Bike Life Inverness is part of a wider piece of research by Sustrans covering 17 cities across the UK and Ireland, assessing cycling development, attitudes and behaviour in each city.
The report, the first of its kind in Inverness, also found that cycling was the least safe way of travelling around the city.
66% of residents thinking that cycling safety needed to be improved.
The report is run by Sustrans Scotland in partnership with The Highland Council and the Inverness Active Travel Network Programme.
It is part of a wider piece of research by Sustrans covering 17 cities across the UK and Ireland, assessing cycling development, attitudes and behaviour in each city.
A representative sample of 1,452 residents in Inverness was interviewed to find out more about their cycling habits, satisfaction, and the impact of cycling in the city.
Currently, Inverness has 20 miles of traffic-free routes and 52 miles of signposted routes along quieter streets.
However, there are zero miles of cycle track physically segregated from traffic and pedestrians.

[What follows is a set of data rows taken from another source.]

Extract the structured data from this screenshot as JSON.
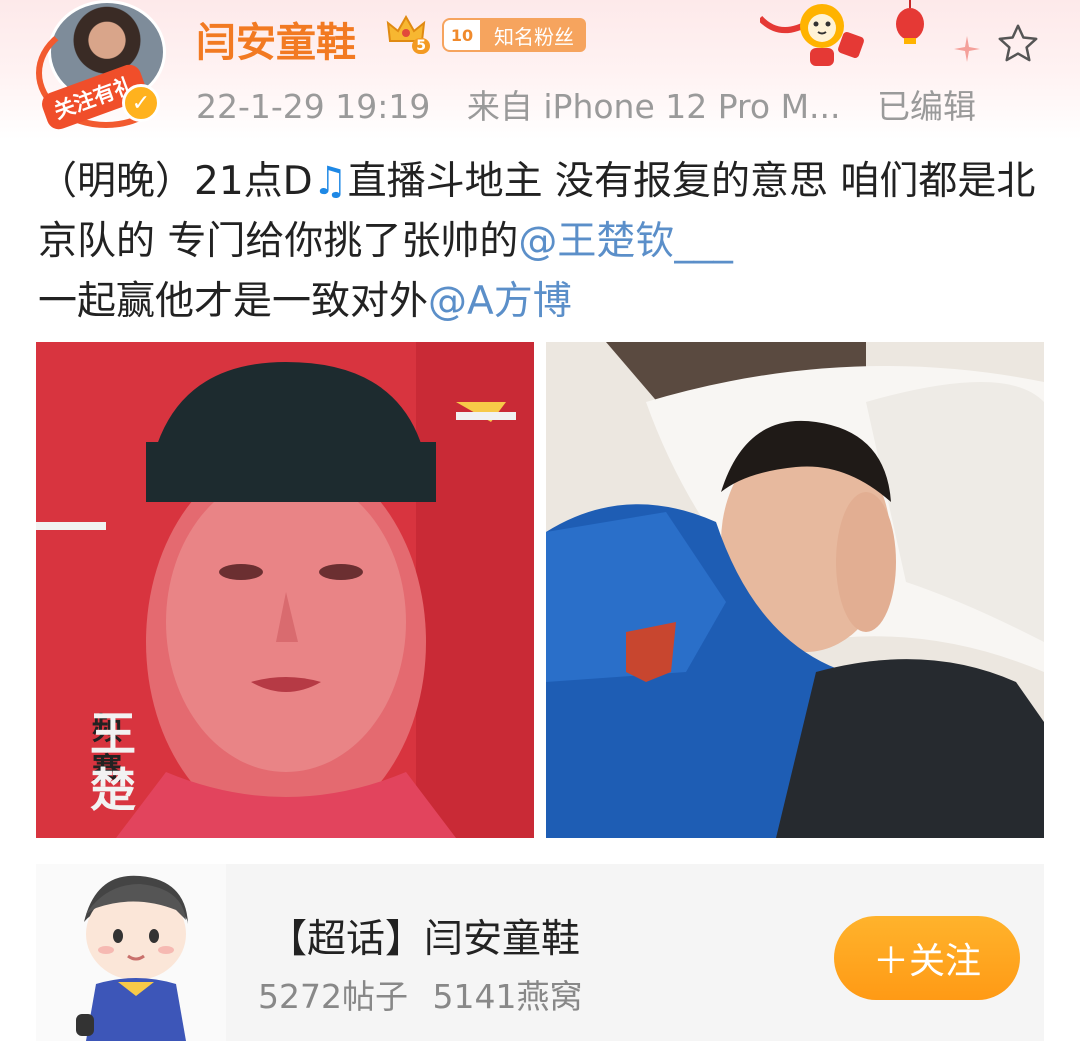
{
  "header": {
    "username": "闫安童鞋",
    "member_level": "5",
    "fan_level": "10",
    "fan_label": "知名粉丝",
    "follow_gift": "关注有礼",
    "timestamp": "22-1-29 19:19",
    "source": "来自 iPhone 12 Pro M...",
    "edited": "已编辑"
  },
  "post": {
    "text_part1": "（明晚）21点D",
    "music_icon": "♫",
    "text_part2": "直播斗地主  没有报复的意思 咱们都是北京队的 专门给你挑了张帅的",
    "mention1": "@王楚钦___",
    "text_part3": "一起赢他才是一致对外",
    "mention2": "@A方博"
  },
  "images": {
    "image1_caption_top": "频\n赛",
    "image1_caption_bottom": "王\n楚"
  },
  "topic": {
    "title": "【超话】闫安童鞋",
    "posts": "5272帖子",
    "members": "5141燕窝",
    "follow_label": "＋关注"
  },
  "colors": {
    "username": "#f27a22",
    "mention": "#5b8fc9",
    "follow_button": "#ff9f1c",
    "meta_text": "#9a9a9a"
  }
}
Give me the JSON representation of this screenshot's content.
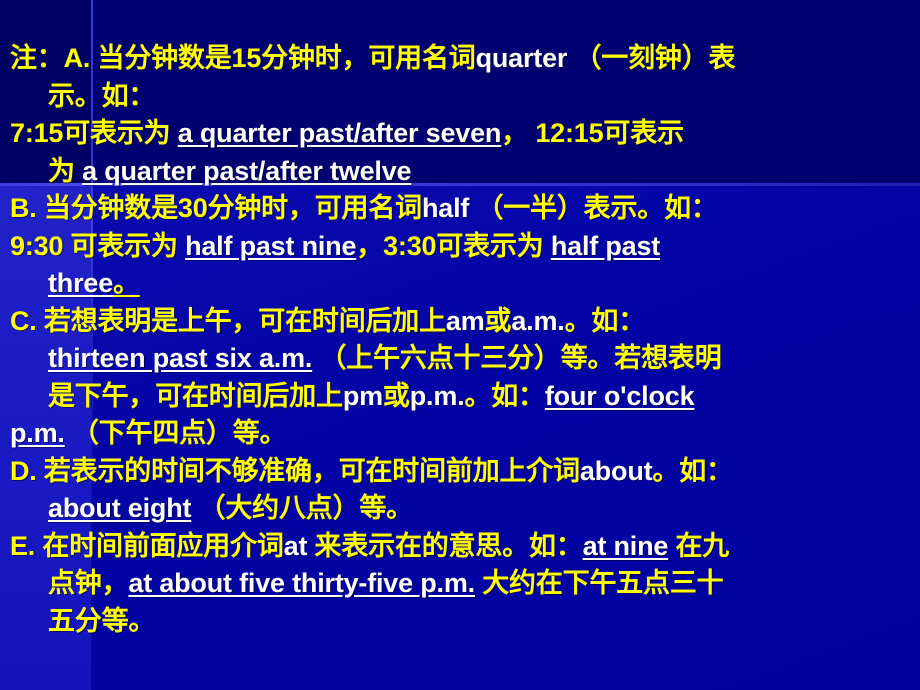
{
  "slide": {
    "kind": "presentation-slide",
    "background_color": "#0000a0",
    "background_dark_color": "#000070",
    "text_color": "#ffff00",
    "highlight_text_color": "#ffffff",
    "lines": [
      {
        "id": "a-1",
        "indent": false,
        "segments": [
          {
            "text": "注：",
            "style": "cn"
          },
          {
            "text": "A.",
            "style": "cn"
          },
          {
            "text": " 当分钟数是",
            "style": "cn"
          },
          {
            "text": "15",
            "style": "cn"
          },
          {
            "text": "分钟时，可用名词",
            "style": "cn"
          },
          {
            "text": "quarter",
            "style": "en"
          },
          {
            "text": " （一刻钟）表",
            "style": "cn"
          }
        ]
      },
      {
        "id": "a-2",
        "indent": true,
        "segments": [
          {
            "text": "示。如：",
            "style": "cn"
          }
        ]
      },
      {
        "id": "a-3",
        "indent": false,
        "segments": [
          {
            "text": "7:15",
            "style": "cn"
          },
          {
            "text": "可表示为 ",
            "style": "cn"
          },
          {
            "text": "a quarter past/after seven",
            "style": "en-underline"
          },
          {
            "text": "，  ",
            "style": "cn"
          },
          {
            "text": "12:15",
            "style": "cn"
          },
          {
            "text": "可表示",
            "style": "cn"
          }
        ]
      },
      {
        "id": "a-4",
        "indent": true,
        "segments": [
          {
            "text": "为 ",
            "style": "cn"
          },
          {
            "text": "a quarter past/after twelve",
            "style": "en-underline"
          }
        ]
      },
      {
        "id": "b-1",
        "indent": false,
        "segments": [
          {
            "text": "B.",
            "style": "cn"
          },
          {
            "text": " 当分钟数是",
            "style": "cn"
          },
          {
            "text": "30",
            "style": "cn"
          },
          {
            "text": "分钟时，可用名词",
            "style": "cn"
          },
          {
            "text": "half",
            "style": "en"
          },
          {
            "text": " （一半）表示。如：",
            "style": "cn"
          }
        ]
      },
      {
        "id": "b-2",
        "indent": false,
        "segments": [
          {
            "text": "9:30",
            "style": "cn"
          },
          {
            "text": " 可表示为 ",
            "style": "cn"
          },
          {
            "text": "half past nine",
            "style": "en-underline"
          },
          {
            "text": "，",
            "style": "cn"
          },
          {
            "text": "3:30",
            "style": "cn"
          },
          {
            "text": "可表示为 ",
            "style": "cn"
          },
          {
            "text": "half past",
            "style": "en-underline"
          }
        ]
      },
      {
        "id": "b-3",
        "indent": true,
        "segments": [
          {
            "text": "three",
            "style": "en-underline"
          },
          {
            "text": "。",
            "style": "cn-underline"
          }
        ]
      },
      {
        "id": "c-1",
        "indent": false,
        "segments": [
          {
            "text": "C.",
            "style": "cn"
          },
          {
            "text": " 若想表明是上午，可在时间后加上",
            "style": "cn"
          },
          {
            "text": "am",
            "style": "en"
          },
          {
            "text": "或",
            "style": "cn"
          },
          {
            "text": "a.m.",
            "style": "en"
          },
          {
            "text": "。如：",
            "style": "cn"
          }
        ]
      },
      {
        "id": "c-2",
        "indent": true,
        "segments": [
          {
            "text": "thirteen past six a.m.",
            "style": "en-underline"
          },
          {
            "text": " （上午六点十三分）等。若想表明",
            "style": "cn"
          }
        ]
      },
      {
        "id": "c-3",
        "indent": true,
        "segments": [
          {
            "text": "是下午，可在时间后加上",
            "style": "cn"
          },
          {
            "text": "pm",
            "style": "en"
          },
          {
            "text": "或",
            "style": "cn"
          },
          {
            "text": "p.m.",
            "style": "en"
          },
          {
            "text": "。如：",
            "style": "cn"
          },
          {
            "text": "four o'clock",
            "style": "en-underline"
          }
        ]
      },
      {
        "id": "c-4",
        "indent": false,
        "segments": [
          {
            "text": "p.m.",
            "style": "en-underline"
          },
          {
            "text": " （下午四点）等。",
            "style": "cn"
          }
        ]
      },
      {
        "id": "d-1",
        "indent": false,
        "segments": [
          {
            "text": "D.",
            "style": "cn"
          },
          {
            "text": " 若表示的时间不够准确，可在时间前加上介词",
            "style": "cn"
          },
          {
            "text": "about",
            "style": "en"
          },
          {
            "text": "。如：",
            "style": "cn"
          }
        ]
      },
      {
        "id": "d-2",
        "indent": true,
        "segments": [
          {
            "text": "about eight",
            "style": "en-underline"
          },
          {
            "text": " （大约八点）等。",
            "style": "cn"
          }
        ]
      },
      {
        "id": "e-1",
        "indent": false,
        "segments": [
          {
            "text": "E.",
            "style": "cn"
          },
          {
            "text": " 在时间前面应用介词",
            "style": "cn"
          },
          {
            "text": "at",
            "style": "en"
          },
          {
            "text": " 来表示在的意思。如：",
            "style": "cn"
          },
          {
            "text": "at nine",
            "style": "en-underline"
          },
          {
            "text": " 在九",
            "style": "cn"
          }
        ]
      },
      {
        "id": "e-2",
        "indent": true,
        "segments": [
          {
            "text": "点钟，",
            "style": "cn"
          },
          {
            "text": "at about five thirty-five p.m.",
            "style": "en-underline"
          },
          {
            "text": " 大约在下午五点三十",
            "style": "cn"
          }
        ]
      },
      {
        "id": "e-3",
        "indent": true,
        "segments": [
          {
            "text": "五分等。",
            "style": "cn"
          }
        ]
      }
    ]
  }
}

Presently a quarter (25%) of residents cycle at least once a week.
The health, social and economic benefits are clear, Bike Life calculated that 3.4 million trips were cycled in Inverness in the past year.
Every day 3,200 return cycle trips are made by people that could have used a car, equating to a £5 million annual benefit to the city based on aspects such as vehicle costs, medical costs and work absenteeism, travel time and congestion.
Despite concerns over safety, 62% of residents agree that more people riding bikes would make the city a better place to live and work.
Just less than three quarters (71%) of Inverness residents think space should be increased for people socialising, cycling and walking on their local high street.
Commenting, Sustrans Scotland Head of Partnerships Kirsty Rankin, said:
“The message from the Inverness Bike Life survey is absolutely clear: residents want to see more people choosing to travel by bike.
“The Highland Council can rest assured that they have the backing of the public to build on the work they have already started to enable people to choose healthy, clean and affordable journeys by getting on a bike.”
Highlands Councillor Trish Robertson (Chair of E&I Committee) said:
“The survey findings are very interesting and will help inform our future planning and decision-making where there are opportunities for the creation of cycling infrastructure in new developments across the Inverness area.
"The interventions planned through the Inverness City Active Travel Network have the potential to encourage people to travel actively.
"Already we have seen significant numbers of pedestrians and cyclists using the new Active Travel bridge at Stoneyfield, proving that there is a demand for more infrastructure.
"Couple that with the active travel elements of the city region deal at the Longman junction and the new East Link, and Inverness is showing the ambition worthy of Scotland’s cycling city."